ACTIVITY →
A complete, exact copy of the records below is the required result.

[Interface dataset entries]
----------------

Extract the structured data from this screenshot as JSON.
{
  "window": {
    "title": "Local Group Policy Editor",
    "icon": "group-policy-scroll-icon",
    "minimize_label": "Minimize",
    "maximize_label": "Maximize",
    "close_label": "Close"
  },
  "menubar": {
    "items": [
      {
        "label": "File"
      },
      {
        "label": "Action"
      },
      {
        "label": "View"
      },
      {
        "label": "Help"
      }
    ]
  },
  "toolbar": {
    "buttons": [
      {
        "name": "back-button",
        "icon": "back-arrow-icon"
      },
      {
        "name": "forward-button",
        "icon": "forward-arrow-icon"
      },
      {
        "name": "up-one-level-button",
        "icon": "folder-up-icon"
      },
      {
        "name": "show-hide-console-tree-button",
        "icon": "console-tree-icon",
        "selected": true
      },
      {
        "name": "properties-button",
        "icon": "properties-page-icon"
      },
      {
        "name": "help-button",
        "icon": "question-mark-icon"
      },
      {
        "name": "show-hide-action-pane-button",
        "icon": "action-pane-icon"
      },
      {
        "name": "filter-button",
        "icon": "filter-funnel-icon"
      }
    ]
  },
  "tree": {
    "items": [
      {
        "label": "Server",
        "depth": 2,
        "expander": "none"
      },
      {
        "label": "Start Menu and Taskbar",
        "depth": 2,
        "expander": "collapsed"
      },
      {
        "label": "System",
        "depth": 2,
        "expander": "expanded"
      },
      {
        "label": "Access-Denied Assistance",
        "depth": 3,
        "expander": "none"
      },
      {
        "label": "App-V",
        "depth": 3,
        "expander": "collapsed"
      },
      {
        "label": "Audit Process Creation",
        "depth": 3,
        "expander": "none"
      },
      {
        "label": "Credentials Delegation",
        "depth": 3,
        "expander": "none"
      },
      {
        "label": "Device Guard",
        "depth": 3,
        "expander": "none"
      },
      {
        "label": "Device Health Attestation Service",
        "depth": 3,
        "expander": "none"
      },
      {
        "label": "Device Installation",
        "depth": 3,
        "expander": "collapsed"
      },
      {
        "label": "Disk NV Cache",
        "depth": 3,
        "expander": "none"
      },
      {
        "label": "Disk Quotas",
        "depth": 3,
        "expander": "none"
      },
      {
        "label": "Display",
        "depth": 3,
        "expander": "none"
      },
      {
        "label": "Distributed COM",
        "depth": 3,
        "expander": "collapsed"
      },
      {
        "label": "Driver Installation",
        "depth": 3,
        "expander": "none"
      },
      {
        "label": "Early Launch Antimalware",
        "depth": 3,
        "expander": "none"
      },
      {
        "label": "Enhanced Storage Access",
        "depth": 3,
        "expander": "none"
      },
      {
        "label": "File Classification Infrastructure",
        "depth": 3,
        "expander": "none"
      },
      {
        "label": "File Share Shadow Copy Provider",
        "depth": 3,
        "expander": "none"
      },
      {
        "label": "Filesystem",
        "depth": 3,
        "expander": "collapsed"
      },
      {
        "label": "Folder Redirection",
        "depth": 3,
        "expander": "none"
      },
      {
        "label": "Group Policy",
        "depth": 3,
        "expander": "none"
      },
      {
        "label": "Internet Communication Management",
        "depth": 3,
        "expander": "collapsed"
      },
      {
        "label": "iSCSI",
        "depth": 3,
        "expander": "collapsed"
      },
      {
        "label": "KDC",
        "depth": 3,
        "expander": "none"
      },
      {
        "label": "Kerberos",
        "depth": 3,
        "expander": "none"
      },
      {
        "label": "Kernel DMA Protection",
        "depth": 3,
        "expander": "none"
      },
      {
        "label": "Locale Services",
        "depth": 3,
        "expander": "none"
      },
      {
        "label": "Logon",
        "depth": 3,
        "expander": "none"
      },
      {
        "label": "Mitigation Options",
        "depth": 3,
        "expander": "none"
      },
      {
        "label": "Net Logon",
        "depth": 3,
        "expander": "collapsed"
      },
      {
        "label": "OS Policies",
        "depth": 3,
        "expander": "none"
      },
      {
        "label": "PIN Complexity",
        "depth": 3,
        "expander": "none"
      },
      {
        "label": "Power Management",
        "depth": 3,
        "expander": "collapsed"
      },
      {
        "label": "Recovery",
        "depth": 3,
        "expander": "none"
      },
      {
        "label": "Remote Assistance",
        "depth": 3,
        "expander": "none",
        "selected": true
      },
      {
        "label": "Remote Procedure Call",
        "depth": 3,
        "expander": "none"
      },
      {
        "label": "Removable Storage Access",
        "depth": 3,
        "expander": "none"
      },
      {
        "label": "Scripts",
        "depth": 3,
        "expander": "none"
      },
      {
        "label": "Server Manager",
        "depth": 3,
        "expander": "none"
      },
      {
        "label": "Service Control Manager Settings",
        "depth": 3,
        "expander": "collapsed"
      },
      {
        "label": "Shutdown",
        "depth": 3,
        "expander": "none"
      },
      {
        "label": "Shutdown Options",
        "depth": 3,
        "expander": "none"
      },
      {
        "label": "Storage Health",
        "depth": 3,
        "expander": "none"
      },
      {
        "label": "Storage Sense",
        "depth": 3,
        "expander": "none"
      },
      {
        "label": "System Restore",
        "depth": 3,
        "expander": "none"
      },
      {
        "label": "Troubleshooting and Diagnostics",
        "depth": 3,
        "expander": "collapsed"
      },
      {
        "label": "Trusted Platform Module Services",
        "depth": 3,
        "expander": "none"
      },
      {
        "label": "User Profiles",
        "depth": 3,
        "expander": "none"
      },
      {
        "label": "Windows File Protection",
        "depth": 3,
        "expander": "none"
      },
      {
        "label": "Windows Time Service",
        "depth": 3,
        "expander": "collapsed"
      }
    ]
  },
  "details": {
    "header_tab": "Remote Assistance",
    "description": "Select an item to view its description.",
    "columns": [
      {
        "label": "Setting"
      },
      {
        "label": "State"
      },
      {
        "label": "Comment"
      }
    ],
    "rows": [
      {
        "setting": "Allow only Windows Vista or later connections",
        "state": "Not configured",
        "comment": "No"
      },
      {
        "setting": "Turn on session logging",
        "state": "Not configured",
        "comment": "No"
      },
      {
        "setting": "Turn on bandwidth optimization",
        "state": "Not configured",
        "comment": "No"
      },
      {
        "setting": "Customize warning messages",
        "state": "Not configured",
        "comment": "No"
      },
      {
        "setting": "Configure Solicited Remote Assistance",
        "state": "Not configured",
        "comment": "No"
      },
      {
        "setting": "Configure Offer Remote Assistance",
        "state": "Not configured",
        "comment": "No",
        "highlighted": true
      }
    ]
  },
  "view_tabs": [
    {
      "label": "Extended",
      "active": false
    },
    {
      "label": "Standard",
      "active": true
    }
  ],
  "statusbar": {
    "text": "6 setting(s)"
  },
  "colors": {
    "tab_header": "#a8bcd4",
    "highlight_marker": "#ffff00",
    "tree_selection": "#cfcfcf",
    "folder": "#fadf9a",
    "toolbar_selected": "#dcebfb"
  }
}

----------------

SOLVED PROBLEM →
Extract the structured data from this screenshot as JSON.
{
  "window": {
    "title": "Local Group Policy Editor",
    "icon": "group-policy-scroll-icon",
    "minimize_label": "Minimize",
    "maximize_label": "Maximize",
    "close_label": "Close"
  },
  "menubar": {
    "items": [
      {
        "label": "File"
      },
      {
        "label": "Action"
      },
      {
        "label": "View"
      },
      {
        "label": "Help"
      }
    ]
  },
  "toolbar": {
    "buttons": [
      {
        "name": "back-button",
        "icon": "back-arrow-icon"
      },
      {
        "name": "forward-button",
        "icon": "forward-arrow-icon"
      },
      {
        "name": "up-one-level-button",
        "icon": "folder-up-icon"
      },
      {
        "name": "show-hide-console-tree-button",
        "icon": "console-tree-icon",
        "selected": true
      },
      {
        "name": "properties-button",
        "icon": "properties-page-icon"
      },
      {
        "name": "help-button",
        "icon": "question-mark-icon"
      },
      {
        "name": "show-hide-action-pane-button",
        "icon": "action-pane-icon"
      },
      {
        "name": "filter-button",
        "icon": "filter-funnel-icon"
      }
    ]
  },
  "tree": {
    "items": [
      {
        "label": "Server",
        "depth": 2,
        "expander": "none"
      },
      {
        "label": "Start Menu and Taskbar",
        "depth": 2,
        "expander": "collapsed"
      },
      {
        "label": "System",
        "depth": 2,
        "expander": "expanded"
      },
      {
        "label": "Access-Denied Assistance",
        "depth": 3,
        "expander": "none"
      },
      {
        "label": "App-V",
        "depth": 3,
        "expander": "collapsed"
      },
      {
        "label": "Audit Process Creation",
        "depth": 3,
        "expander": "none"
      },
      {
        "label": "Credentials Delegation",
        "depth": 3,
        "expander": "none"
      },
      {
        "label": "Device Guard",
        "depth": 3,
        "expander": "none"
      },
      {
        "label": "Device Health Attestation Service",
        "depth": 3,
        "expander": "none"
      },
      {
        "label": "Device Installation",
        "depth": 3,
        "expander": "collapsed"
      },
      {
        "label": "Disk NV Cache",
        "depth": 3,
        "expander": "none"
      },
      {
        "label": "Disk Quotas",
        "depth": 3,
        "expander": "none"
      },
      {
        "label": "Display",
        "depth": 3,
        "expander": "none"
      },
      {
        "label": "Distributed COM",
        "depth": 3,
        "expander": "collapsed"
      },
      {
        "label": "Driver Installation",
        "depth": 3,
        "expander": "none"
      },
      {
        "label": "Early Launch Antimalware",
        "depth": 3,
        "expander": "none"
      },
      {
        "label": "Enhanced Storage Access",
        "depth": 3,
        "expander": "none"
      },
      {
        "label": "File Classification Infrastructure",
        "depth": 3,
        "expander": "none"
      },
      {
        "label": "File Share Shadow Copy Provider",
        "depth": 3,
        "expander": "none"
      },
      {
        "label": "Filesystem",
        "depth": 3,
        "expander": "collapsed"
      },
      {
        "label": "Folder Redirection",
        "depth": 3,
        "expander": "none"
      },
      {
        "label": "Group Policy",
        "depth": 3,
        "expander": "none"
      },
      {
        "label": "Internet Communication Management",
        "depth": 3,
        "expander": "collapsed"
      },
      {
        "label": "iSCSI",
        "depth": 3,
        "expander": "collapsed"
      },
      {
        "label": "KDC",
        "depth": 3,
        "expander": "none"
      },
      {
        "label": "Kerberos",
        "depth": 3,
        "expander": "none"
      },
      {
        "label": "Kernel DMA Protection",
        "depth": 3,
        "expander": "none"
      },
      {
        "label": "Locale Services",
        "depth": 3,
        "expander": "none"
      },
      {
        "label": "Logon",
        "depth": 3,
        "expander": "none"
      },
      {
        "label": "Mitigation Options",
        "depth": 3,
        "expander": "none"
      },
      {
        "label": "Net Logon",
        "depth": 3,
        "expander": "collapsed"
      },
      {
        "label": "OS Policies",
        "depth": 3,
        "expander": "none"
      },
      {
        "label": "PIN Complexity",
        "depth": 3,
        "expander": "none"
      },
      {
        "label": "Power Management",
        "depth": 3,
        "expander": "collapsed"
      },
      {
        "label": "Recovery",
        "depth": 3,
        "expander": "none"
      },
      {
        "label": "Remote Assistance",
        "depth": 3,
        "expander": "none",
        "selected": true
      },
      {
        "label": "Remote Procedure Call",
        "depth": 3,
        "expander": "none"
      },
      {
        "label": "Removable Storage Access",
        "depth": 3,
        "expander": "none"
      },
      {
        "label": "Scripts",
        "depth": 3,
        "expander": "none"
      },
      {
        "label": "Server Manager",
        "depth": 3,
        "expander": "none"
      },
      {
        "label": "Service Control Manager Settings",
        "depth": 3,
        "expander": "collapsed"
      },
      {
        "label": "Shutdown",
        "depth": 3,
        "expander": "none"
      },
      {
        "label": "Shutdown Options",
        "depth": 3,
        "expander": "none"
      },
      {
        "label": "Storage Health",
        "depth": 3,
        "expander": "none"
      },
      {
        "label": "Storage Sense",
        "depth": 3,
        "expander": "none"
      },
      {
        "label": "System Restore",
        "depth": 3,
        "expander": "none"
      },
      {
        "label": "Troubleshooting and Diagnostics",
        "depth": 3,
        "expander": "collapsed"
      },
      {
        "label": "Trusted Platform Module Services",
        "depth": 3,
        "expander": "none"
      },
      {
        "label": "User Profiles",
        "depth": 3,
        "expander": "none"
      },
      {
        "label": "Windows File Protection",
        "depth": 3,
        "expander": "none"
      },
      {
        "label": "Windows Time Service",
        "depth": 3,
        "expander": "collapsed"
      }
    ]
  },
  "details": {
    "header_tab": "Remote Assistance",
    "description": "Select an item to view its description.",
    "columns": [
      {
        "label": "Setting"
      },
      {
        "label": "State"
      },
      {
        "label": "Comment"
      }
    ],
    "rows": [
      {
        "setting": "Allow only Windows Vista or later connections",
        "state": "Not configured",
        "comment": "No"
      },
      {
        "setting": "Turn on session logging",
        "state": "Not configured",
        "comment": "No"
      },
      {
        "setting": "Turn on bandwidth optimization",
        "state": "Not configured",
        "comment": "No"
      },
      {
        "setting": "Customize warning messages",
        "state": "Not configured",
        "comment": "No"
      },
      {
        "setting": "Configure Solicited Remote Assistance",
        "state": "Not configured",
        "comment": "No"
      },
      {
        "setting": "Configure Offer Remote Assistance",
        "state": "Not configured",
        "comment": "No",
        "highlighted": true
      }
    ]
  },
  "view_tabs": [
    {
      "label": "Extended",
      "active": false
    },
    {
      "label": "Standard",
      "active": true
    }
  ],
  "statusbar": {
    "text": "6 setting(s)"
  },
  "colors": {
    "tab_header": "#a8bcd4",
    "highlight_marker": "#ffff00",
    "tree_selection": "#cfcfcf",
    "folder": "#fadf9a",
    "toolbar_selected": "#dcebfb"
  }
}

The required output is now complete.